The City's Lies

This is further complicated when it comes out that the city lied to try to save face. As noted above, Patty Berg and Chris Kukulski said that this was strictly voluntary. When you applied, you could chose to provide this information or not. Beyond the concerns of whether an applicant will take this offer seriously to only answer the questions they feel like answering, or whether an employee checking applications will ignore the fact that some of the applications are completed and others are not, there is another issue.

Apparently, providing this information wasn't voluntary, it was mandatory.

Well, there go any hopes at the public trust...

What Needs to Be Done?

Yes, an investigation needs to be conducted into how this information was used, if it ever was used. What was used, when it was used, and how it was used need to all be disclosed. Then, any records of any usernames or passwords need to be destroyed. Not covered with white out, but shredded to insure the privacy of the people whose information has been compromized.

Then, to address the moral and ethical concerns of the city, concerns which the city claims to hold high, the person or people who were responsible for suggesting this policy need to be fired. They have demonstrated unquestioningly that they are not of the ethical and moral fiber that the city requires. Whether these people are tenured or contracted, whether they are members of an organized labor union or not, they need to be removed from their position, and they probably also need to be denied any public retirement or pension they have been working toward.

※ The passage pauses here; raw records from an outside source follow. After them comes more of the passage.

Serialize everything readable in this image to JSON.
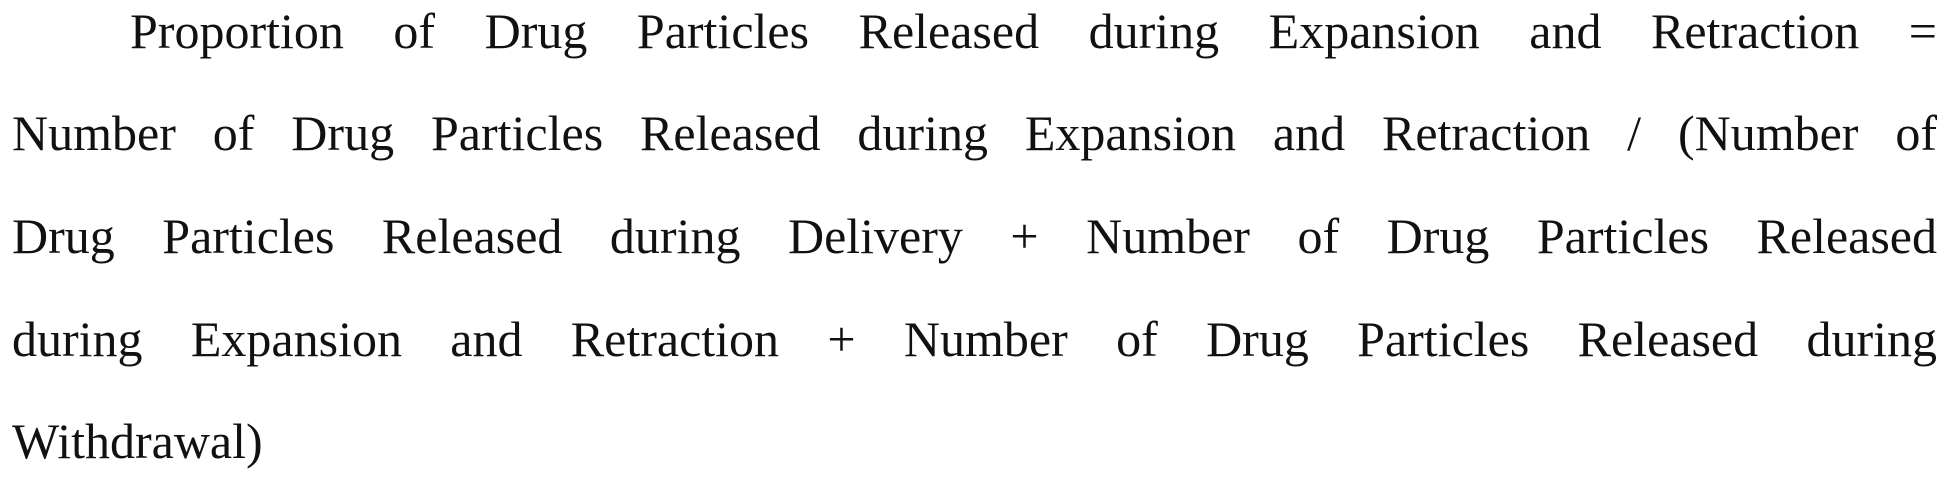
{
  "formula": {
    "lines": [
      "Proportion of Drug Particles Released during Expansion and Retraction =",
      "Number of Drug Particles Released during Expansion and Retraction / (Number of",
      "Drug Particles Released during Delivery + Number of Drug Particles Released",
      "during Expansion and Retraction + Number of Drug Particles Released during",
      "Withdrawal)"
    ]
  }
}
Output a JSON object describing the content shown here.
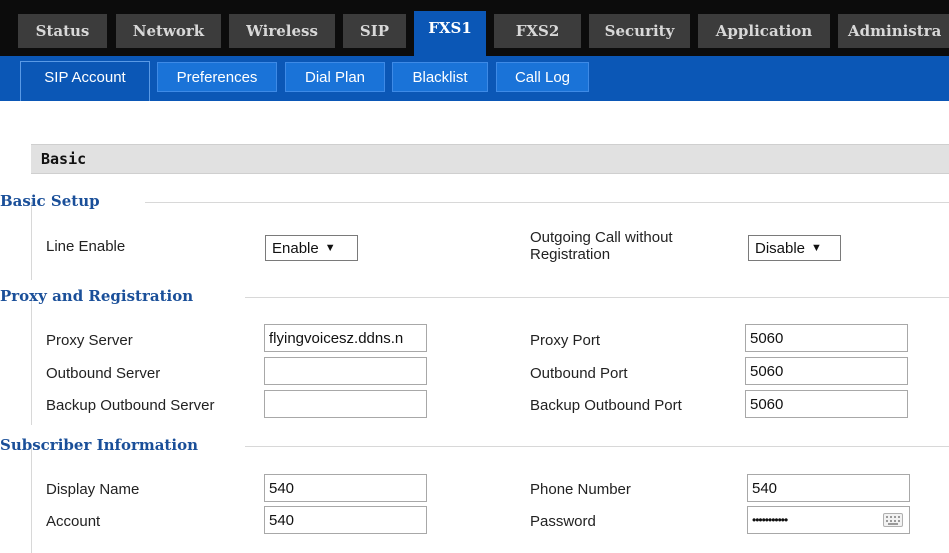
{
  "top_tabs": [
    {
      "label": "Status"
    },
    {
      "label": "Network"
    },
    {
      "label": "Wireless"
    },
    {
      "label": "SIP"
    },
    {
      "label": "FXS1",
      "active": true
    },
    {
      "label": "FXS2"
    },
    {
      "label": "Security"
    },
    {
      "label": "Application"
    },
    {
      "label": "Administra"
    }
  ],
  "sub_tabs": [
    {
      "label": "SIP Account",
      "active": true
    },
    {
      "label": "Preferences"
    },
    {
      "label": "Dial Plan"
    },
    {
      "label": "Blacklist"
    },
    {
      "label": "Call Log"
    }
  ],
  "section_title": "Basic",
  "groups": {
    "basic_setup": {
      "title": "Basic Setup",
      "line_enable_label": "Line Enable",
      "line_enable_value": "Enable",
      "outgoing_label": "Outgoing Call without Registration",
      "outgoing_value": "Disable"
    },
    "proxy": {
      "title": "Proxy and Registration",
      "proxy_server_label": "Proxy Server",
      "proxy_server_value": "flyingvoicesz.ddns.n",
      "proxy_port_label": "Proxy Port",
      "proxy_port_value": "5060",
      "outbound_server_label": "Outbound Server",
      "outbound_server_value": "",
      "outbound_port_label": "Outbound Port",
      "outbound_port_value": "5060",
      "backup_server_label": "Backup Outbound Server",
      "backup_server_value": "",
      "backup_port_label": "Backup Outbound Port",
      "backup_port_value": "5060"
    },
    "subscriber": {
      "title": "Subscriber Information",
      "display_name_label": "Display Name",
      "display_name_value": "540",
      "phone_number_label": "Phone Number",
      "phone_number_value": "540",
      "account_label": "Account",
      "account_value": "540",
      "password_label": "Password",
      "password_value": "•••••••••••"
    }
  },
  "colors": {
    "nav_bg": "#0c0c0c",
    "tab_bg": "#3c3c3c",
    "active_blue": "#0b57b6",
    "subtab_blue": "#1a73d8",
    "group_title": "#1a4f99"
  },
  "icons": {
    "select_caret": "▼",
    "keyboard": "keyboard-icon"
  }
}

Following the termination of those responsible for suggesting the policy, those responsible for approving the policy need to be terminated, with the same prejudice. Either they are lacking the same moral and ethical requirements that the city holds so high, and they are incapable of comprehending basic privacy or security concerns, or they have manifestly demonstrated their incompetence in their position by not reviewing the policies and procedures they are responsible for and authorizing.

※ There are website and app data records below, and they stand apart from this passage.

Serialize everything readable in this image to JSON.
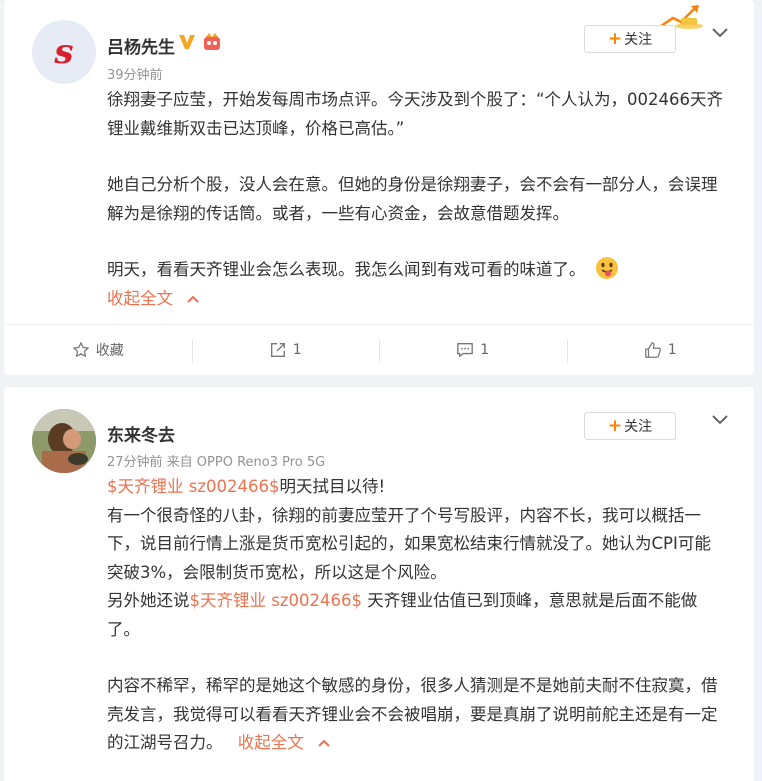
{
  "post1": {
    "author_name": "吕杨先生",
    "avatar_letter": "s",
    "time": "39分钟前",
    "follow_label": "关注",
    "paragraphs": [
      "徐翔妻子应莹，开始发每周市场点评。今天涉及到个股了：“个人认为，002466天齐锂业戴维斯双击已达顶峰，价格已高估。”",
      "她自己分析个股，没人会在意。但她的身份是徐翔妻子，会不会有一部分人，会误理解为是徐翔的传话筒。或者，一些有心资金，会故意借题发挥。",
      "明天，看看天齐锂业会怎么表现。我怎么闻到有戏可看的味道了。"
    ],
    "collapse_label": "收起全文",
    "actions": {
      "favorite": "收藏",
      "repost": "1",
      "comment": "1",
      "like": "1"
    }
  },
  "post2": {
    "author_name": "东来冬去",
    "meta": "27分钟前 来自 OPPO Reno3 Pro 5G",
    "follow_label": "关注",
    "line1_tag": "$天齐锂业 sz002466$",
    "line1_rest": "明天拭目以待!",
    "para1": "有一个很奇怪的八卦，徐翔的前妻应莹开了个号写股评，内容不长，我可以概括一下，说目前行情上涨是货币宽松引起的，如果宽松结束行情就没了。她认为CPI可能突破3%，会限制货币宽松，所以这是个风险。",
    "para2_pre": "另外她还说",
    "para2_tag": "$天齐锂业 sz002466$",
    "para2_rest": " 天齐锂业估值已到顶峰，意思就是后面不能做了。",
    "para3": "内容不稀罕，稀罕的是她这个敏感的身份，很多人猜测是不是她前夫耐不住寂寞，借壳发言，我觉得可以看看天齐锂业会不会被唱崩，要是真崩了说明前舵主还是有一定的江湖号召力。",
    "collapse_label": "收起全文"
  },
  "colors": {
    "accent_orange": "#eb7350",
    "follow_plus": "#ff8200",
    "text": "#333333",
    "meta": "#939393"
  }
}
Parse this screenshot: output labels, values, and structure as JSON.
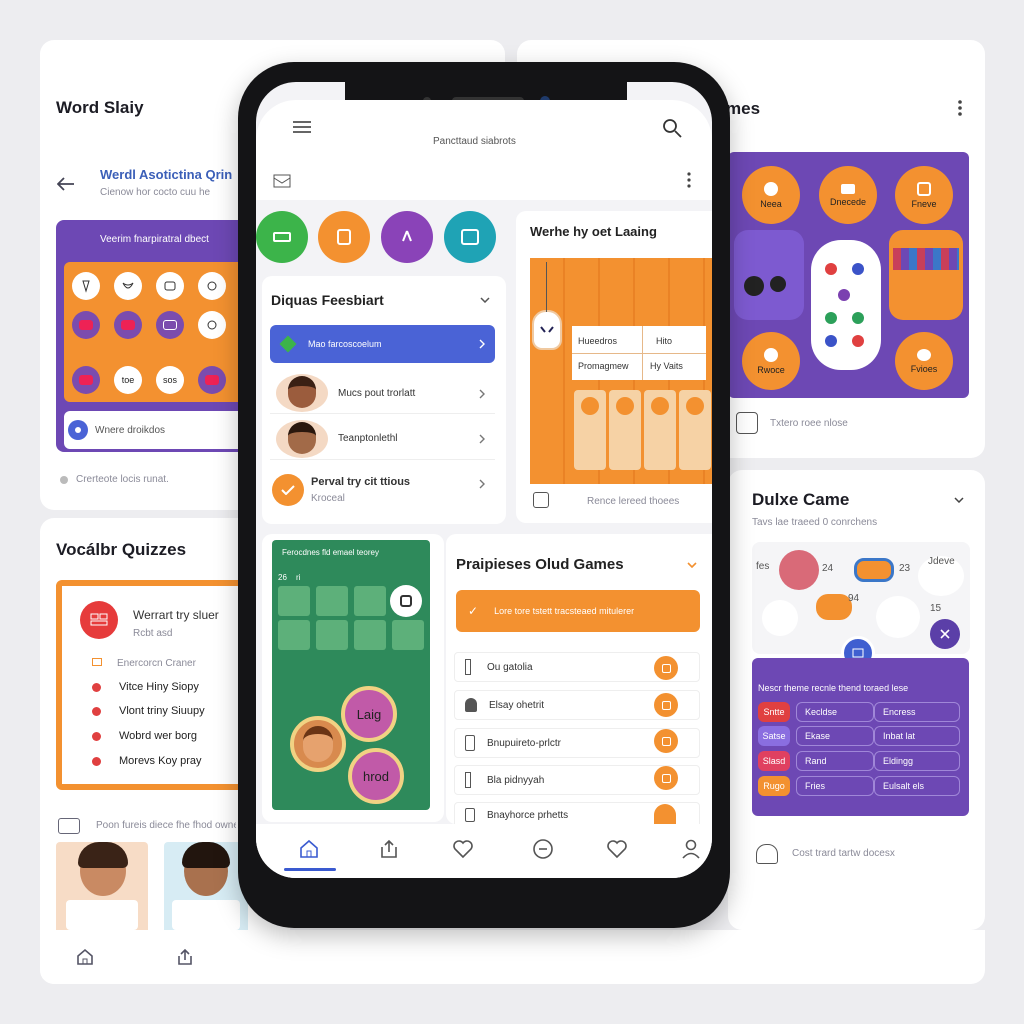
{
  "app": {
    "word_slay_title": "Word Slaiy",
    "games_title_partial": "mes",
    "vocab_title": "Vocálbr Quizzes",
    "deluxe_title": "Dulxe Came"
  },
  "left_top": {
    "back_title": "Werdl Asotictina Qrin",
    "back_sub": "Cienow hor cocto cuu he",
    "grid_heading": "Veerim fnarpiratral dbect",
    "grid_cells": [
      "",
      "",
      "",
      "",
      "",
      "",
      "",
      "",
      "toe",
      "sos",
      "",
      ""
    ],
    "info_text": "Wnere droikdos",
    "footer_text": "Crerteote locis runat."
  },
  "vocab": {
    "quiz_name": "Werrart try sluer",
    "quiz_sub": "Rcbt asd",
    "section": "Enercorcn Craner",
    "items": [
      "Vitce Hiny Siopy",
      "Vlont triny Siuupy",
      "Wobrd wer borg",
      "Morevs Koy pray"
    ],
    "footer_text": "Poon fureis diece fhe fhod owned"
  },
  "right_top": {
    "tiles": [
      "Neea",
      "Dnecede",
      "Fneve",
      "",
      "",
      "",
      "Rwoce",
      "",
      "Fvioes"
    ],
    "footer_text": "Txtero roee nlose"
  },
  "deluxe": {
    "subtitle": "Tavs lae traeed 0 conrchens",
    "labels": [
      "fes",
      "24",
      "23",
      "Jdeve",
      "94",
      "15"
    ],
    "panel_heading": "Nescr theme recnle thend toraed lese",
    "rows": [
      [
        "Sntte",
        "Kecldse",
        "Encress"
      ],
      [
        "Satse",
        "Ekase",
        "Inbat lat"
      ],
      [
        "Slasd",
        "Rand",
        "Eldingg"
      ],
      [
        "Rugo",
        "Fries",
        "Eulsalt els"
      ]
    ],
    "footer_text": "Cost trard tartw docesx"
  },
  "phone": {
    "header_title": "Pancttaud siabrots",
    "discuss_title": "Diquas Feesbiart",
    "list": [
      {
        "label": "Mao farcoscoelum",
        "highlight": true
      },
      {
        "label": "Mucs pout trorlatt",
        "highlight": false
      },
      {
        "label": "Teanptonlethl",
        "highlight": false
      },
      {
        "label": "Perval try cit ttious",
        "sub": "Kroceal",
        "highlight": false
      }
    ],
    "learning_title": "Werhe hy oet Laaing",
    "table": [
      [
        "Hueedros",
        "Hito"
      ],
      [
        "Promagmew",
        "Hy Vaits"
      ]
    ],
    "learning_footer": "Rence lereed thoees",
    "green_card_title": "Ferocdnes fld emael teorey",
    "green_card_nums": [
      "26",
      "ri"
    ],
    "bubble_a": "Laig",
    "bubble_b": "hrod",
    "popular_title": "Praipieses Olud Games",
    "popular_banner": "Lore tore tstett tracsteaed mitulerer",
    "games": [
      "Ou gatolia",
      "Elsay ohetrit",
      "Bnupuireto-prlctr",
      "Bla pidnyyah",
      "Bnayhorce prhetts"
    ]
  },
  "bottom_bar": {
    "icons": [
      "home-icon",
      "share-icon"
    ]
  },
  "colors": {
    "orange": "#f39130",
    "purple": "#6d48b4",
    "green": "#2e8a5b",
    "blue": "#4a63d6",
    "red": "#e04040"
  }
}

After this has been completed, the issue of the public trust must be addressed. This one is a little more straight forward. Any individual who provided this information on their application when applying for a city job must also be terminated. As noted above, these individuals have all demonstrated that they are incapable of holding their own trust, let alone the public trust. And again, they have demonstrated that they have no concept of privacy or security and as such cannot be allowed access to any information which could be considered sensitive or any personally identifiable information on businesses or citizens.

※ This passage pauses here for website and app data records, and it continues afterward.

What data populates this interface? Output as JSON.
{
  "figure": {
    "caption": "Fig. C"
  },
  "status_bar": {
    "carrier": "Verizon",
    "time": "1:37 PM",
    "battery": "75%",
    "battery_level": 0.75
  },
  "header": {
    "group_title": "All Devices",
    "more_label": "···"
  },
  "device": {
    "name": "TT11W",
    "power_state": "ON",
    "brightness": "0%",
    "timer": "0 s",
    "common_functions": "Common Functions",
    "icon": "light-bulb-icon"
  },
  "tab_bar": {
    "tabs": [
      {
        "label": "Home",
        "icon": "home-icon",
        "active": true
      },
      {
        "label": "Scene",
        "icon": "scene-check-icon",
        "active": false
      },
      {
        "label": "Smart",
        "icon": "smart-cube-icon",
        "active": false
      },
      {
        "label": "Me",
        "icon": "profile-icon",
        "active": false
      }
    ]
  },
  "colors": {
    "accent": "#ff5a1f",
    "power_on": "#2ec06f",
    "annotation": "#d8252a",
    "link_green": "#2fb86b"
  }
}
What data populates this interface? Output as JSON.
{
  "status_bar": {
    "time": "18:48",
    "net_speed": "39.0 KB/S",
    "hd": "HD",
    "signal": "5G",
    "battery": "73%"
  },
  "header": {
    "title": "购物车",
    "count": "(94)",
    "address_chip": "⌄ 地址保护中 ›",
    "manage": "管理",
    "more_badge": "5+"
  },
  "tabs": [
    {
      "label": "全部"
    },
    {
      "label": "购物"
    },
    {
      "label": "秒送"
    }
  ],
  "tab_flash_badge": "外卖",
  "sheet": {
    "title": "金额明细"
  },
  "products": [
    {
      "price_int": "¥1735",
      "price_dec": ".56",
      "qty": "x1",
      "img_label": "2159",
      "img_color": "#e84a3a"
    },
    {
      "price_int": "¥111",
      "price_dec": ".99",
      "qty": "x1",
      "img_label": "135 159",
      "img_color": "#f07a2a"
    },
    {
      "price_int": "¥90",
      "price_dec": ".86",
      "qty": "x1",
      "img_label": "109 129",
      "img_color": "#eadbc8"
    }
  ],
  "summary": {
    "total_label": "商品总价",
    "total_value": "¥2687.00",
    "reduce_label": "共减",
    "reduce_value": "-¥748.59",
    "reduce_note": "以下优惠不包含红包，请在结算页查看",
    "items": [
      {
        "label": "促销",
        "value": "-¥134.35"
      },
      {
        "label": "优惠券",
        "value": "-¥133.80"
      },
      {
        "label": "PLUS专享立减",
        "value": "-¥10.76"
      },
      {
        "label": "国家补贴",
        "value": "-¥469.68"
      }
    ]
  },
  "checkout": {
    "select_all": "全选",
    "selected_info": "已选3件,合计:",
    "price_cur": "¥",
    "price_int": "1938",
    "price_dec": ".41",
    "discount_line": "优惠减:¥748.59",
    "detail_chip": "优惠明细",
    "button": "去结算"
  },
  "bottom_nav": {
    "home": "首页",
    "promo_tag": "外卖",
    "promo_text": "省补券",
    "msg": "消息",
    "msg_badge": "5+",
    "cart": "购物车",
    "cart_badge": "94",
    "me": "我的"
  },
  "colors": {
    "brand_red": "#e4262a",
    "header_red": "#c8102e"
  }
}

Yes, this means firing several people, if not most people, in the city's HR department, and probably firing anyone hired after this policy was put in place early in 2008. Yes, it will be hard for the city to operate until these vacancies are filled. But if the public trust is of concern to Bozeman, or if the ethical and moral character of city employees are relevant, those people the city has hired that have demonstrated themselves to be of low morals, poor ethics, or incapable of holding the public trust or understanding privacy need to be removed from the city's employ.

How Can the City Hire?

Well, the city can revert to how they hired before the unethical leaders in the HR department decided to throw ethics, morals, and the public trust out the window. Performing background checks is fine. Looking on-line for information about the person, or the person's own web sites is fine. Contacting previous employers is fine. Checking personal references is fine.

Of course, coupled with this is an expectation of maturity on the part of whoever is performing the hiring and interviewing ad checking to understand the difference between people's public life, private life, and professional life.

Of course, with what has come out in the last month about Bozeman's current hiring practices, this may be a real challenge for the City's current HR department...